▶ [GIVEN RECORDS]:

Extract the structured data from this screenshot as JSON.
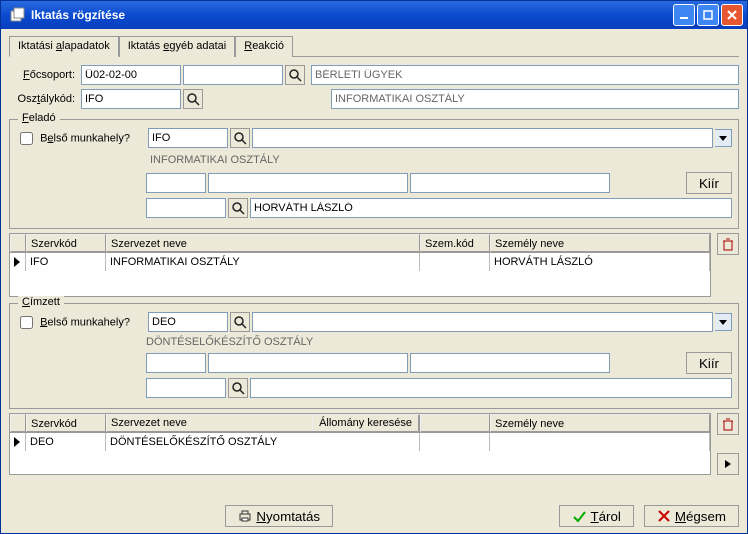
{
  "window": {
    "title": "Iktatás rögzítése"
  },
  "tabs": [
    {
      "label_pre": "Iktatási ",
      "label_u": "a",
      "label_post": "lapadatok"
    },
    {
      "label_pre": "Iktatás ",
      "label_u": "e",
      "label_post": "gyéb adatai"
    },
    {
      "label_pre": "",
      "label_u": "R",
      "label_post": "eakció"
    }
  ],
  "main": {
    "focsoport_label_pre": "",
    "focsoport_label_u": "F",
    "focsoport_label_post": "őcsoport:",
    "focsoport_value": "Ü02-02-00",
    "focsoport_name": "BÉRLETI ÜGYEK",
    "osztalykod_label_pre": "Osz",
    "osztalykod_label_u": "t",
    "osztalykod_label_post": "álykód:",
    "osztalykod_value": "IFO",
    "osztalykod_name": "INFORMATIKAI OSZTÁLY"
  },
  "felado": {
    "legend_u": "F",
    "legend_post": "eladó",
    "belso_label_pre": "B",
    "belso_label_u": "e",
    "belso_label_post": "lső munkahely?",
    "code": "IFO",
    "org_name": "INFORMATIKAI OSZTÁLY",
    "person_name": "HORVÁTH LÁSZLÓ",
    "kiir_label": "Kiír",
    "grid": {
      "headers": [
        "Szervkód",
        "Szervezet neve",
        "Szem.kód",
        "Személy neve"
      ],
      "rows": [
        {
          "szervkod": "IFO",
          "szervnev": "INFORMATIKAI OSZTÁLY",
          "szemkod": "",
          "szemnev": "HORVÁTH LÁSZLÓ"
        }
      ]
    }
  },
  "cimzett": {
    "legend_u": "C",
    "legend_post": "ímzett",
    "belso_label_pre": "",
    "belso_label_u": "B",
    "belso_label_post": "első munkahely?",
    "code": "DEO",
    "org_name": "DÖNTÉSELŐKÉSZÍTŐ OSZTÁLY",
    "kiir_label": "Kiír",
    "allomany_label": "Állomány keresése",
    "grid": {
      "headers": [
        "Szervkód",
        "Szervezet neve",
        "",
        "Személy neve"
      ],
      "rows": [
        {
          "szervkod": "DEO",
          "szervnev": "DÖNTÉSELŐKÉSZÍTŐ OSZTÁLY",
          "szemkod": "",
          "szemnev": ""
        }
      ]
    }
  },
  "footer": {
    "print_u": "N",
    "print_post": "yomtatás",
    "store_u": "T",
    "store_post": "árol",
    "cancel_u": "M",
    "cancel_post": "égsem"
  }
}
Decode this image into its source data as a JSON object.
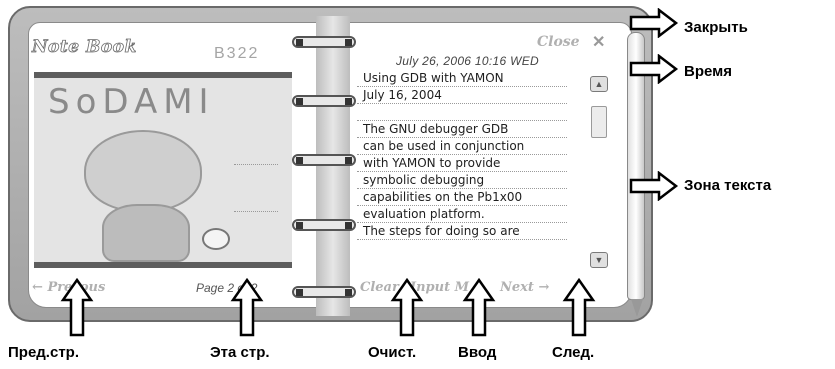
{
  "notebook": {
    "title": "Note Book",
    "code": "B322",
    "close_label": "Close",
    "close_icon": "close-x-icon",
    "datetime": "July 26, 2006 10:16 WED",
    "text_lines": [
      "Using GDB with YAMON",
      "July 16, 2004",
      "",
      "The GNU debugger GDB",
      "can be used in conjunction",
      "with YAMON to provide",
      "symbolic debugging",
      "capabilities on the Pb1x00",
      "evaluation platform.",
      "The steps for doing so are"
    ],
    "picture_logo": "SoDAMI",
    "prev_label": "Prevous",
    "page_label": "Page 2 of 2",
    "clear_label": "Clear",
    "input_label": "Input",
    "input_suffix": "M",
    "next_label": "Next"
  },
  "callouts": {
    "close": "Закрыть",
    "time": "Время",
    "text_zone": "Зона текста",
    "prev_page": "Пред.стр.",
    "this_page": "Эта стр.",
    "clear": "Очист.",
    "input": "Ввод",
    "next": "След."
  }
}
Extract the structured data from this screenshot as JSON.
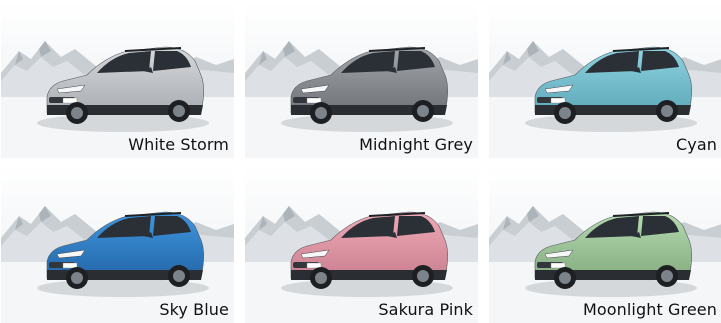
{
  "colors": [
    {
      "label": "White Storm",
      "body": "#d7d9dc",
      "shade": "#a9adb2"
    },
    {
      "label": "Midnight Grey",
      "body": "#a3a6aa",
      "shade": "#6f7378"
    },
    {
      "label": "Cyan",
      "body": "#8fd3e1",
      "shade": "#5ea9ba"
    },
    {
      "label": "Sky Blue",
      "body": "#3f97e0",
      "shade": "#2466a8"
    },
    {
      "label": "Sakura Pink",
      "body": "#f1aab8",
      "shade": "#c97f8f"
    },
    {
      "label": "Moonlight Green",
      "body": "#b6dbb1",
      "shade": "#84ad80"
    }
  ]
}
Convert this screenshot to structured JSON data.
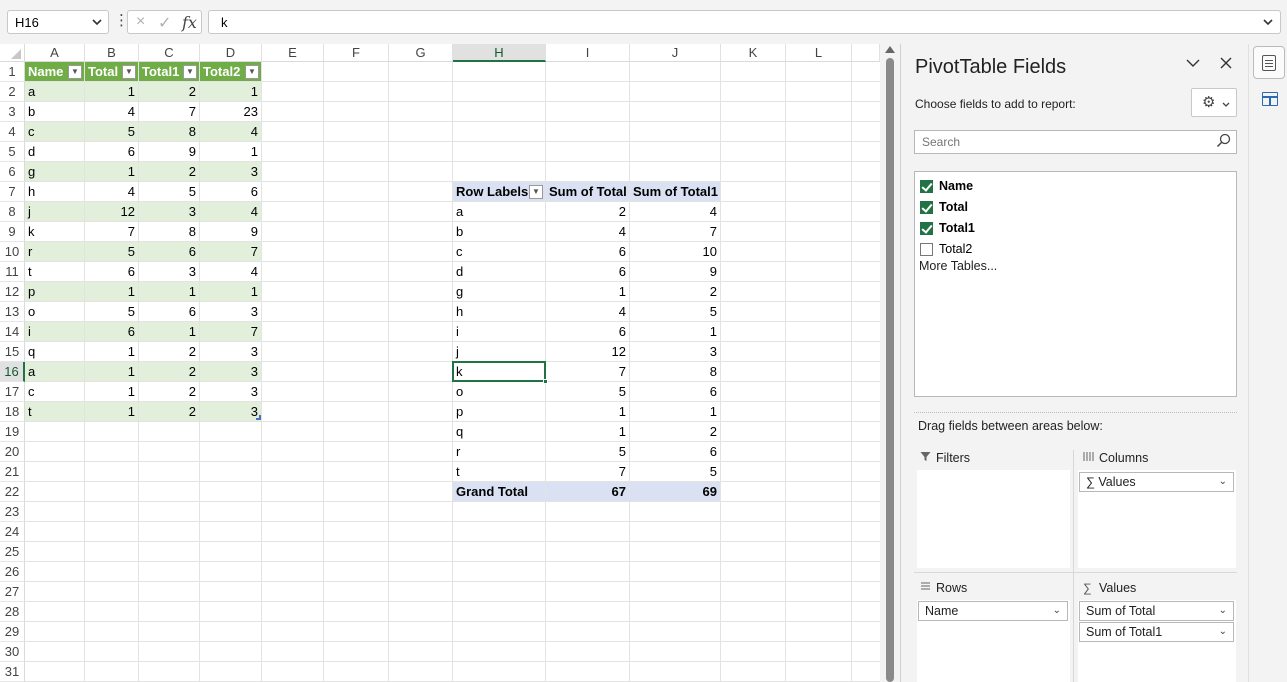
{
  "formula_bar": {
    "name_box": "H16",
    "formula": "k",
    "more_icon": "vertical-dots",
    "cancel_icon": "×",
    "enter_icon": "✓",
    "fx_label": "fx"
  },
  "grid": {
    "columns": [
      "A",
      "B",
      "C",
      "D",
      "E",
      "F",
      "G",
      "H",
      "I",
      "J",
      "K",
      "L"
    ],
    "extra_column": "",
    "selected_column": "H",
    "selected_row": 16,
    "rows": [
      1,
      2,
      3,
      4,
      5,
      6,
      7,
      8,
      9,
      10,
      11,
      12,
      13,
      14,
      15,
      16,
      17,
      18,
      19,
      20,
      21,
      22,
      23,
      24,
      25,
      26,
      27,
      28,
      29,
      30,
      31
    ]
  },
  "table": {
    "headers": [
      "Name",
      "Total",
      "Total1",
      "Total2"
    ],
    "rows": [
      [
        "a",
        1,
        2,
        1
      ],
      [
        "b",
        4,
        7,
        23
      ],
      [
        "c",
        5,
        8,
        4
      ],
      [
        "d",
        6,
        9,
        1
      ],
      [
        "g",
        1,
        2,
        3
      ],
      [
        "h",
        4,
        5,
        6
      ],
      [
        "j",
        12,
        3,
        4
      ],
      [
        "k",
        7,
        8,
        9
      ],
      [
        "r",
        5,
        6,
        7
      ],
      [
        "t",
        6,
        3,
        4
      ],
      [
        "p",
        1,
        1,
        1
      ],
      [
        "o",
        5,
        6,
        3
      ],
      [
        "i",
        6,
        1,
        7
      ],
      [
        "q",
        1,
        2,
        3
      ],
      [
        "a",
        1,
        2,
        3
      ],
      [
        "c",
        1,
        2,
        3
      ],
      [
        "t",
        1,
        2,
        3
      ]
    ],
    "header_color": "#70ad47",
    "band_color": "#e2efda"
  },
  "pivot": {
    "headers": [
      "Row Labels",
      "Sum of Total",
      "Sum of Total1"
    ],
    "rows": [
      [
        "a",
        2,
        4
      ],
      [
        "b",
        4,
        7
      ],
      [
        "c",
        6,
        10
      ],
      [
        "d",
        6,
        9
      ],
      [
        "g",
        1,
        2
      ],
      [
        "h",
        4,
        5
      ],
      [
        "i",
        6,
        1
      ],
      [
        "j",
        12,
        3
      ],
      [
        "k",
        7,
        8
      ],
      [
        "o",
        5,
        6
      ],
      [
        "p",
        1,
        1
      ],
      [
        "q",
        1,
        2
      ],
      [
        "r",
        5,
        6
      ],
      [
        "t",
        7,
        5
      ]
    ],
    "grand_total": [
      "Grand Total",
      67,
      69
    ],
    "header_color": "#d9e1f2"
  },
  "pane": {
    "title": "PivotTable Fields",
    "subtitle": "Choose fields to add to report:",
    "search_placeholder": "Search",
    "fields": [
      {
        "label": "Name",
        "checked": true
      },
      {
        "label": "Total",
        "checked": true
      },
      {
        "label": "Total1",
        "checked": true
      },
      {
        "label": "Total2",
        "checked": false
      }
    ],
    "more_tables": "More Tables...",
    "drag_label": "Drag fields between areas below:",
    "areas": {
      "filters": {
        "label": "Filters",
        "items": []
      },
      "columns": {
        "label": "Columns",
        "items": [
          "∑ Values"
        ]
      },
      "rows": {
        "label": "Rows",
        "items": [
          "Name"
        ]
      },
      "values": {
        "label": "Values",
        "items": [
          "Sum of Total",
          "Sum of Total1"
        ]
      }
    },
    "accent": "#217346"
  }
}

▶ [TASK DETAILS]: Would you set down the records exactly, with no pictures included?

▶ [EXERCISE RESPONSE]:
Extract the structured data from this screenshot as JSON.
{
  "window": {
    "title": "Iktatás rögzítése"
  },
  "tabs": [
    {
      "label_pre": "Iktatási ",
      "label_u": "a",
      "label_post": "lapadatok"
    },
    {
      "label_pre": "Iktatás ",
      "label_u": "e",
      "label_post": "gyéb adatai"
    },
    {
      "label_pre": "",
      "label_u": "R",
      "label_post": "eakció"
    }
  ],
  "main": {
    "focsoport_label_pre": "",
    "focsoport_label_u": "F",
    "focsoport_label_post": "őcsoport:",
    "focsoport_value": "Ü02-02-00",
    "focsoport_name": "BÉRLETI ÜGYEK",
    "osztalykod_label_pre": "Osz",
    "osztalykod_label_u": "t",
    "osztalykod_label_post": "álykód:",
    "osztalykod_value": "IFO",
    "osztalykod_name": "INFORMATIKAI OSZTÁLY"
  },
  "felado": {
    "legend_u": "F",
    "legend_post": "eladó",
    "belso_label_pre": "B",
    "belso_label_u": "e",
    "belso_label_post": "lső munkahely?",
    "code": "IFO",
    "org_name": "INFORMATIKAI OSZTÁLY",
    "person_name": "HORVÁTH LÁSZLÓ",
    "kiir_label": "Kiír",
    "grid": {
      "headers": [
        "Szervkód",
        "Szervezet neve",
        "Szem.kód",
        "Személy neve"
      ],
      "rows": [
        {
          "szervkod": "IFO",
          "szervnev": "INFORMATIKAI OSZTÁLY",
          "szemkod": "",
          "szemnev": "HORVÁTH LÁSZLÓ"
        }
      ]
    }
  },
  "cimzett": {
    "legend_u": "C",
    "legend_post": "ímzett",
    "belso_label_pre": "",
    "belso_label_u": "B",
    "belso_label_post": "első munkahely?",
    "code": "DEO",
    "org_name": "DÖNTÉSELŐKÉSZÍTŐ OSZTÁLY",
    "kiir_label": "Kiír",
    "allomany_label": "Állomány keresése",
    "grid": {
      "headers": [
        "Szervkód",
        "Szervezet neve",
        "",
        "Személy neve"
      ],
      "rows": [
        {
          "szervkod": "DEO",
          "szervnev": "DÖNTÉSELŐKÉSZÍTŐ OSZTÁLY",
          "szemkod": "",
          "szemnev": ""
        }
      ]
    }
  },
  "footer": {
    "print_u": "N",
    "print_post": "yomtatás",
    "store_u": "T",
    "store_post": "árol",
    "cancel_u": "M",
    "cancel_post": "égsem"
  }
}
Decode this image into its source data as a JSON object.
{
  "notebook": {
    "title": "Note Book",
    "code": "B322",
    "close_label": "Close",
    "close_icon": "close-x-icon",
    "datetime": "July 26, 2006 10:16 WED",
    "text_lines": [
      "Using GDB with YAMON",
      "July 16, 2004",
      "",
      "The GNU debugger GDB",
      "can be used in conjunction",
      "with YAMON to provide",
      "symbolic debugging",
      "capabilities on the Pb1x00",
      "evaluation platform.",
      "The steps for doing so are"
    ],
    "picture_logo": "SoDAMI",
    "prev_label": "Prevous",
    "page_label": "Page 2 of 2",
    "clear_label": "Clear",
    "input_label": "Input",
    "input_suffix": "M",
    "next_label": "Next"
  },
  "callouts": {
    "close": "Закрыть",
    "time": "Время",
    "text_zone": "Зона текста",
    "prev_page": "Пред.стр.",
    "this_page": "Эта стр.",
    "clear": "Очист.",
    "input": "Ввод",
    "next": "След."
  }
}
Extract the structured data from this screenshot as JSON.
{
  "colors": [
    {
      "label": "White Storm",
      "body": "#d7d9dc",
      "shade": "#a9adb2"
    },
    {
      "label": "Midnight Grey",
      "body": "#a3a6aa",
      "shade": "#6f7378"
    },
    {
      "label": "Cyan",
      "body": "#8fd3e1",
      "shade": "#5ea9ba"
    },
    {
      "label": "Sky Blue",
      "body": "#3f97e0",
      "shade": "#2466a8"
    },
    {
      "label": "Sakura Pink",
      "body": "#f1aab8",
      "shade": "#c97f8f"
    },
    {
      "label": "Moonlight Green",
      "body": "#b6dbb1",
      "shade": "#84ad80"
    }
  ]
}
Convert this screenshot to structured JSON data.
{
  "formula_bar": {
    "name_box": "H16",
    "formula": "k",
    "more_icon": "vertical-dots",
    "cancel_icon": "×",
    "enter_icon": "✓",
    "fx_label": "fx"
  },
  "grid": {
    "columns": [
      "A",
      "B",
      "C",
      "D",
      "E",
      "F",
      "G",
      "H",
      "I",
      "J",
      "K",
      "L"
    ],
    "extra_column": "",
    "selected_column": "H",
    "selected_row": 16,
    "rows": [
      1,
      2,
      3,
      4,
      5,
      6,
      7,
      8,
      9,
      10,
      11,
      12,
      13,
      14,
      15,
      16,
      17,
      18,
      19,
      20,
      21,
      22,
      23,
      24,
      25,
      26,
      27,
      28,
      29,
      30,
      31
    ]
  },
  "table": {
    "headers": [
      "Name",
      "Total",
      "Total1",
      "Total2"
    ],
    "rows": [
      [
        "a",
        1,
        2,
        1
      ],
      [
        "b",
        4,
        7,
        23
      ],
      [
        "c",
        5,
        8,
        4
      ],
      [
        "d",
        6,
        9,
        1
      ],
      [
        "g",
        1,
        2,
        3
      ],
      [
        "h",
        4,
        5,
        6
      ],
      [
        "j",
        12,
        3,
        4
      ],
      [
        "k",
        7,
        8,
        9
      ],
      [
        "r",
        5,
        6,
        7
      ],
      [
        "t",
        6,
        3,
        4
      ],
      [
        "p",
        1,
        1,
        1
      ],
      [
        "o",
        5,
        6,
        3
      ],
      [
        "i",
        6,
        1,
        7
      ],
      [
        "q",
        1,
        2,
        3
      ],
      [
        "a",
        1,
        2,
        3
      ],
      [
        "c",
        1,
        2,
        3
      ],
      [
        "t",
        1,
        2,
        3
      ]
    ],
    "header_color": "#70ad47",
    "band_color": "#e2efda"
  },
  "pivot": {
    "headers": [
      "Row Labels",
      "Sum of Total",
      "Sum of Total1"
    ],
    "rows": [
      [
        "a",
        2,
        4
      ],
      [
        "b",
        4,
        7
      ],
      [
        "c",
        6,
        10
      ],
      [
        "d",
        6,
        9
      ],
      [
        "g",
        1,
        2
      ],
      [
        "h",
        4,
        5
      ],
      [
        "i",
        6,
        1
      ],
      [
        "j",
        12,
        3
      ],
      [
        "k",
        7,
        8
      ],
      [
        "o",
        5,
        6
      ],
      [
        "p",
        1,
        1
      ],
      [
        "q",
        1,
        2
      ],
      [
        "r",
        5,
        6
      ],
      [
        "t",
        7,
        5
      ]
    ],
    "grand_total": [
      "Grand Total",
      67,
      69
    ],
    "header_color": "#d9e1f2"
  },
  "pane": {
    "title": "PivotTable Fields",
    "subtitle": "Choose fields to add to report:",
    "search_placeholder": "Search",
    "fields": [
      {
        "label": "Name",
        "checked": true
      },
      {
        "label": "Total",
        "checked": true
      },
      {
        "label": "Total1",
        "checked": true
      },
      {
        "label": "Total2",
        "checked": false
      }
    ],
    "more_tables": "More Tables...",
    "drag_label": "Drag fields between areas below:",
    "areas": {
      "filters": {
        "label": "Filters",
        "items": []
      },
      "columns": {
        "label": "Columns",
        "items": [
          "∑ Values"
        ]
      },
      "rows": {
        "label": "Rows",
        "items": [
          "Name"
        ]
      },
      "values": {
        "label": "Values",
        "items": [
          "Sum of Total",
          "Sum of Total1"
        ]
      }
    },
    "accent": "#217346"
  }
}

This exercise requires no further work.